Update 10/10/2012: I didn’t want to write a whole new post on this but Matt Scott of the Telegraph picked up on the Barca/del Moral link today, which is great to see. Barcelona were unsurprisingly not very forthcoming, confirming only that del Moral was “never on the payroll”, but admitting he may have worked with the medical department on an “ad hoc basis” and may have been employed by individual players. It’s also interesting to note that Valencia didn’t answer calls or respond to emails when asked the same questions.
The other big news today was the release of USADA’s 200-page report on why they brought sanctions against members of the US Postal team and it’s medical staff. I’m still plowing through the report but couldn’t resist a quick CTRL-F for “del Moral”. Here’s some highlights:
“Dr. del Moral would authorize cortisone for the riders for fictitious injuries; Tyler
Hamilton said this was a frequent practice.
Dr. del Moral developed a doping program for Christian Vande Velde that focused on
human growth hormone and cortisone injections.
Dr. del Moral provided hGH to Vande Velde and injected him with hGH and cortisone.
Dr. del Moral would also inject the riders with substances without telling the riders what
they were receiving, even when asked.
At times he was apparently using the riders as “guinea pigs,” investigating the impact of these substances on the riders”
The last one is particularly striking, I think.
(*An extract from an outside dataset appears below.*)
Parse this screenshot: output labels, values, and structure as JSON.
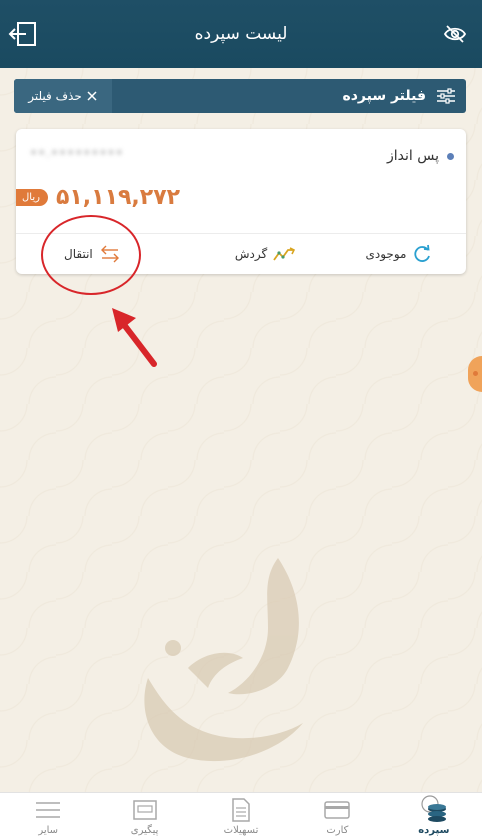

The report also states that George Hincapie, Tyler Hamilton and Floyd Landis all testified Dr. del Moral was “deeply involved in the blood doping programme”. ( p.117 of the report).
I won’t hold my breath for football to become embroiled in this any time soon but there may be even more questions about del Moral’s role in the coming days after the full 1000-page USADA report is published.
Imagine being a police officer who altered witness statements from an incident where 96 people died as a result of your colleagues’ ineptitude. Imagine doing that and then sitting on that knowledge for 23 years.
Take that a level further, imagine being a senior South Yorkshire police officer in the immediate aftermath of such an event. Would your first reaction be to serve the public, or to go to the most depraved depths to make sure you and your fellow officers weren’t held responsible?
The unpalatable truth from today’s revelations is that those ugly lies about April 15th 1989 – that fans were drunk and violent, ticketless and at least partly responsible for the deaths of 96 of their fellow fans – were not myths and rumours formed in pubs and football grounds, they came from the police themselves.
These grotesque smears, it was revealed today, came from the imagination of police officers who sought to defame the deceased and the survivors to protect their own back.
In Tory MP Irvine Patnick’s recollection of the day of the disaster, he states:
One [police officer] said ‘ I picked up a girl she was dead she was in my arms her blouse
was torn she had no bra on her breasts were exposed when someone shouted
at me “throw her over here we’ll fuck her”‘. It was booze that did it-you speak up
for us tell them in Parliament what happened. ‘
How could a number of police officers think that it was better to invent stories like these, stories which they knew would cause untold misery and suffering to the families of the dead, than to admit they were responsible?
What’s more, how can we be sure that the police officers responsible for this revolting cover-up will be held accountable for their actions? How many of them still serve in the police force?
That’s one of the main things I’ll take away from today’s report. Like most people I feel a mixture of happiness that the truth many have known for years is finally official and those lies have finally been fully discredited; but also a deep sickening feeling now that the true extent of the cover-up is finally revealed and, of course, at the news that 41 people could have been saved.
What I feel is irrelevant though, I can only express admiration, sympathy and solidarity with those who lost family members at Hillsborough and those who survived and then had to restart their lives as the media and fellow football fans labelled them hooligans.
On the day of the disaster John Peel began his show with this song, it’s beautiful but nearly impossible to listen to without a tear in your eye on a day like today.